● **Action item**
Please return every line of the records below that contains the word "Cancelar".

● **Records shown**
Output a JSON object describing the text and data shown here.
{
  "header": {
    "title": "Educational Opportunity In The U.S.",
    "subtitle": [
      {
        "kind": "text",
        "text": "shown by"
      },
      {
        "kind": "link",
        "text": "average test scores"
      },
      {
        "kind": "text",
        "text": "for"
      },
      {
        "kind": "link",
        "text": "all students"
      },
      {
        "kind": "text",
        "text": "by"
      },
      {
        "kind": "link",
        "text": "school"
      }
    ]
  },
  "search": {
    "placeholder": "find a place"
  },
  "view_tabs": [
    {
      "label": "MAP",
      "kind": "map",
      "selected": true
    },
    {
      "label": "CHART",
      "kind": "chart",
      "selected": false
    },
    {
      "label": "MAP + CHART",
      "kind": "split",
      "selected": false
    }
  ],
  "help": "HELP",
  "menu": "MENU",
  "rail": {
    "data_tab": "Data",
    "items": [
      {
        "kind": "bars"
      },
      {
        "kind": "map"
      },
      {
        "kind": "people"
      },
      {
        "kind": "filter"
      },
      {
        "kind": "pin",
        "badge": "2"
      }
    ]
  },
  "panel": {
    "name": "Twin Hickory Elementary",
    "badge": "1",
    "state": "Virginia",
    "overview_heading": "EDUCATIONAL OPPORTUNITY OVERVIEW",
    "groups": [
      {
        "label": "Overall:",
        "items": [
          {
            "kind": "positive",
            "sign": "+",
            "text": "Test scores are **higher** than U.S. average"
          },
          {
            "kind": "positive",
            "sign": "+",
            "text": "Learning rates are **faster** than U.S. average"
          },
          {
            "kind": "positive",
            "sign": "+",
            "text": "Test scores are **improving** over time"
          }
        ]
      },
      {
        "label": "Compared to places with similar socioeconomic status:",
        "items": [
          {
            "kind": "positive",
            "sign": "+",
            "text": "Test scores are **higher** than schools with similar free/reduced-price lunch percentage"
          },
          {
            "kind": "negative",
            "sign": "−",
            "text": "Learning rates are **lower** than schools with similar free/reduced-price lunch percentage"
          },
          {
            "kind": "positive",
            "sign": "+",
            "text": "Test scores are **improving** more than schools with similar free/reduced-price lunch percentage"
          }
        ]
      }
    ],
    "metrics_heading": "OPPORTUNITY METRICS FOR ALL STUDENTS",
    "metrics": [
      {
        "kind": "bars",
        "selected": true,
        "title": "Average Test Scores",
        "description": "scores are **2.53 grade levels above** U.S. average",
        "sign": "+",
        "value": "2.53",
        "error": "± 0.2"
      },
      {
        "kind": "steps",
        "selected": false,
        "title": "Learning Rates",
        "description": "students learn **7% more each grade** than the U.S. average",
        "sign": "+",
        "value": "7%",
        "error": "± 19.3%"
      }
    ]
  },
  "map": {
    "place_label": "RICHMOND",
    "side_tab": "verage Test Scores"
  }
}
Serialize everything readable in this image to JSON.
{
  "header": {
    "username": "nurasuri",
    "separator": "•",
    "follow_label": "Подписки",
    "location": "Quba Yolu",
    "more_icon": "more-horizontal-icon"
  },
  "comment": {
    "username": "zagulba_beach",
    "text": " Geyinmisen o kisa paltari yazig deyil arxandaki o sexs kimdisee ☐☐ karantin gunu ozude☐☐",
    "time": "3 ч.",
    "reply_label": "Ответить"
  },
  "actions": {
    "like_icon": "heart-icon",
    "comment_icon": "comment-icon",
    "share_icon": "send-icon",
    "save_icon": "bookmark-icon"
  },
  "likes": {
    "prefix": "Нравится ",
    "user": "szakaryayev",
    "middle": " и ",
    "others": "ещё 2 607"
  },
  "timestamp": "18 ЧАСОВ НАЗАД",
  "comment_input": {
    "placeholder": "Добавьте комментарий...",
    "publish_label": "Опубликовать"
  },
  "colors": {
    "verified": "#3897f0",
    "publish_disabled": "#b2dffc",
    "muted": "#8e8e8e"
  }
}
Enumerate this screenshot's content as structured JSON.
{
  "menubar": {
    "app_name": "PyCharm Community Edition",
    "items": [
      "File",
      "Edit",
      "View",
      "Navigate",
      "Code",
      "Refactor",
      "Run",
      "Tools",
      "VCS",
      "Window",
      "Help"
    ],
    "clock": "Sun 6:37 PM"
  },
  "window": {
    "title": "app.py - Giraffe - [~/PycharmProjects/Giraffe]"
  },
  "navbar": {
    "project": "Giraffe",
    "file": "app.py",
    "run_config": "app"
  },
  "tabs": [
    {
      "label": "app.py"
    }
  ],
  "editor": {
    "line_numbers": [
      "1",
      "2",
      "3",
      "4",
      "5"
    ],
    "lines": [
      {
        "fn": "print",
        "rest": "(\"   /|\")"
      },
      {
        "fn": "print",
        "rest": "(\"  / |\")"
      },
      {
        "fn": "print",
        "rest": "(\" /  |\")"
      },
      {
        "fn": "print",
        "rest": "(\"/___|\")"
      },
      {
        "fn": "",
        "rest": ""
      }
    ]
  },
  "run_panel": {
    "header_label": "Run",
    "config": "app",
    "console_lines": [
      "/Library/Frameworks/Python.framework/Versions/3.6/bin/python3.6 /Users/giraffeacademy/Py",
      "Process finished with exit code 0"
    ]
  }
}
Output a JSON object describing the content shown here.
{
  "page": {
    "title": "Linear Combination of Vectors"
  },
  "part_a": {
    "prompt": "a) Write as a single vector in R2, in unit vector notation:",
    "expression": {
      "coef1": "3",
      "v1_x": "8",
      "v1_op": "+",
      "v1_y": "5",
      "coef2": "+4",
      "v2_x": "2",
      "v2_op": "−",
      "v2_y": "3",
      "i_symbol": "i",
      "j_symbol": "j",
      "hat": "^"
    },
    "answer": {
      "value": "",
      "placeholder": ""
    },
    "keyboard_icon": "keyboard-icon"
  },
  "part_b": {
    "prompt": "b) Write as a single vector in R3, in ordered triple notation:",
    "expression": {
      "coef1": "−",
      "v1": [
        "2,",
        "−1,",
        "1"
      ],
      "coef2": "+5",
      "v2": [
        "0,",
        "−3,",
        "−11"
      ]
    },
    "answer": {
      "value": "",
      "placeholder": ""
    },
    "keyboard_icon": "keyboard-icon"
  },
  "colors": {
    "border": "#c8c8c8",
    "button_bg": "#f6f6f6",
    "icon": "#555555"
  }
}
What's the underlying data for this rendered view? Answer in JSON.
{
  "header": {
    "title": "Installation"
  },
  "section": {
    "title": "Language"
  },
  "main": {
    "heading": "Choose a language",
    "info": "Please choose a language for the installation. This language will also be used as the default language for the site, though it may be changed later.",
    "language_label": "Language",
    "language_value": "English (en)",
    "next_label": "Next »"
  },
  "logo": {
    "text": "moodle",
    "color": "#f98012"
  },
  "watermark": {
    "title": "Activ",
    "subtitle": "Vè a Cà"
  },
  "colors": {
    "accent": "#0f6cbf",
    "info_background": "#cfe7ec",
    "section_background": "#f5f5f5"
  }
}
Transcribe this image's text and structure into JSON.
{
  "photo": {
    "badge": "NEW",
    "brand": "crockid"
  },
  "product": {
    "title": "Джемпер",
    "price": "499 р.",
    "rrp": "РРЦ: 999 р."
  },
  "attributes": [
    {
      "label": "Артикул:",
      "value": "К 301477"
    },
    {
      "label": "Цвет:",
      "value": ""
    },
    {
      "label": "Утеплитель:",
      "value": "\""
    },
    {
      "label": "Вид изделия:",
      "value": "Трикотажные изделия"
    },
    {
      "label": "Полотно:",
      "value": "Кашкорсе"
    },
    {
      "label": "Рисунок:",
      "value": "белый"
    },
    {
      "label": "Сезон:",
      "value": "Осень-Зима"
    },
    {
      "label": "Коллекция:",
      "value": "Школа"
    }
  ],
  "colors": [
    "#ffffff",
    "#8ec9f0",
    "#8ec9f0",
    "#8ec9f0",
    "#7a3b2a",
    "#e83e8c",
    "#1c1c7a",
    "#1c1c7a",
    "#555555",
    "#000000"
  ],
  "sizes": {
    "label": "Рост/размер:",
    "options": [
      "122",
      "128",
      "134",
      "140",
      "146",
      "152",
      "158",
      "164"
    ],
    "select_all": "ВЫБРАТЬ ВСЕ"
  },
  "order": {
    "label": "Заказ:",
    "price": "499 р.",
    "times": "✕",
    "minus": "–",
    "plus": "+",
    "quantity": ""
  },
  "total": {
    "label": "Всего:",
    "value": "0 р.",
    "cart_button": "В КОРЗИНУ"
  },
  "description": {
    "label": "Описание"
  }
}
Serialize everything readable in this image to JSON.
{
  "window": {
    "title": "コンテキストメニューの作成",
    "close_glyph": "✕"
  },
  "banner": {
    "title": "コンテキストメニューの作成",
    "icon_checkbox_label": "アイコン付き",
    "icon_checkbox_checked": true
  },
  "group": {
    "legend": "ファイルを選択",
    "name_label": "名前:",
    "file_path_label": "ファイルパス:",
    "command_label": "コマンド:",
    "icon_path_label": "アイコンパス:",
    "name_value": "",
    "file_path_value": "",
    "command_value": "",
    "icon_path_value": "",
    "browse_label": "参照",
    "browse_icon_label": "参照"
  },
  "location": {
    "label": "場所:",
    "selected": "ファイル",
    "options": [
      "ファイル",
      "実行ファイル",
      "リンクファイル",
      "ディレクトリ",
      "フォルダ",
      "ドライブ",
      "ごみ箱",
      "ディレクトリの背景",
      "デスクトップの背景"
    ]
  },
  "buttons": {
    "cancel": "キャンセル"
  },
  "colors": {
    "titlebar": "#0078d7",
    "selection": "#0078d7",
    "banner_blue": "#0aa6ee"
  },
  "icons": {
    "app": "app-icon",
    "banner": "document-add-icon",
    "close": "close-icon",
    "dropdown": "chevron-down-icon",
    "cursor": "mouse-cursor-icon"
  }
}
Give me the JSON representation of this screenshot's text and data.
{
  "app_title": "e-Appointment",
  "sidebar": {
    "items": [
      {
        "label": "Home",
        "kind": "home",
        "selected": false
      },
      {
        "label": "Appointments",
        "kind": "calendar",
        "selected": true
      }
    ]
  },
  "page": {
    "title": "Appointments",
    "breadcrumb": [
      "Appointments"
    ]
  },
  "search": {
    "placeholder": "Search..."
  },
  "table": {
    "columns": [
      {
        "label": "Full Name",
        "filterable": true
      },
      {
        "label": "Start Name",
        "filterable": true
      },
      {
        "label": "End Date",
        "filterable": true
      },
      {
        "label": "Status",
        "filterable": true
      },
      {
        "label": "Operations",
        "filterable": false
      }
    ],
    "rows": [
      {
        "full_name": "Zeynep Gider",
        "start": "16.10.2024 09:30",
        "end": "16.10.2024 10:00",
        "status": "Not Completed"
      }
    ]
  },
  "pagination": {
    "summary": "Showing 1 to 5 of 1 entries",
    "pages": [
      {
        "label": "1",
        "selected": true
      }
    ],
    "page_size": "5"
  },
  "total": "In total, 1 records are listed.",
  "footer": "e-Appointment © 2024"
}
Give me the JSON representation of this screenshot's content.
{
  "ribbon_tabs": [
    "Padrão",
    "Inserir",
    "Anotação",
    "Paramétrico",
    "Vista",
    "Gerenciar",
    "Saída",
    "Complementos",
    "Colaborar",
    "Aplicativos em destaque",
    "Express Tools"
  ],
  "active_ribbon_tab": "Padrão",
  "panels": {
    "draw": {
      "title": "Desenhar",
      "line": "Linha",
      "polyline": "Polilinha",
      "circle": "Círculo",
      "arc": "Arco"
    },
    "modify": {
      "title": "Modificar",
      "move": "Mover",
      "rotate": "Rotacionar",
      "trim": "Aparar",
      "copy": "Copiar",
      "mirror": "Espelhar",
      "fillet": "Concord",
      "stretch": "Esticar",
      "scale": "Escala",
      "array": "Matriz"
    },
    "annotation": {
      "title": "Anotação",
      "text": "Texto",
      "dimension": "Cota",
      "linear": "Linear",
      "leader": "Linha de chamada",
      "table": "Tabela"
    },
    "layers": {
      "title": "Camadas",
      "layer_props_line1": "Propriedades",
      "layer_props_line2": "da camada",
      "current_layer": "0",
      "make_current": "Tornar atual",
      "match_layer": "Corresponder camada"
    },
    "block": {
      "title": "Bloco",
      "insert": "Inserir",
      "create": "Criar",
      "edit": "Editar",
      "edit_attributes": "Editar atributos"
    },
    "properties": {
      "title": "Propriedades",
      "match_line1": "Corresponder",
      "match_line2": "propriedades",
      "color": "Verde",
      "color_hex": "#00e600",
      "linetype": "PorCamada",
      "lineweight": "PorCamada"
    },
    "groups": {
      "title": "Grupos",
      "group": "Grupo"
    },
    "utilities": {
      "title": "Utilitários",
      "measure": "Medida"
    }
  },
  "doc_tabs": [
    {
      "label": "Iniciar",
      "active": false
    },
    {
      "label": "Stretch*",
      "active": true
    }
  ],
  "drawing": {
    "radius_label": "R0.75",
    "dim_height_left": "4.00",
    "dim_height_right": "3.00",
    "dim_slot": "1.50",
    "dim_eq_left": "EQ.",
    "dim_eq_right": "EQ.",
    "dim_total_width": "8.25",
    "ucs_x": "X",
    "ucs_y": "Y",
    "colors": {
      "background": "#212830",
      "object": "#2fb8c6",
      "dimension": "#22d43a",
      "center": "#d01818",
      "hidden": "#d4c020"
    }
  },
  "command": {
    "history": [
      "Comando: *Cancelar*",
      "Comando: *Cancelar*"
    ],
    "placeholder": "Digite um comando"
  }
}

● **Output of the exercise**
      "Comando: *Cancelar*",
      "Comando: *Cancelar*"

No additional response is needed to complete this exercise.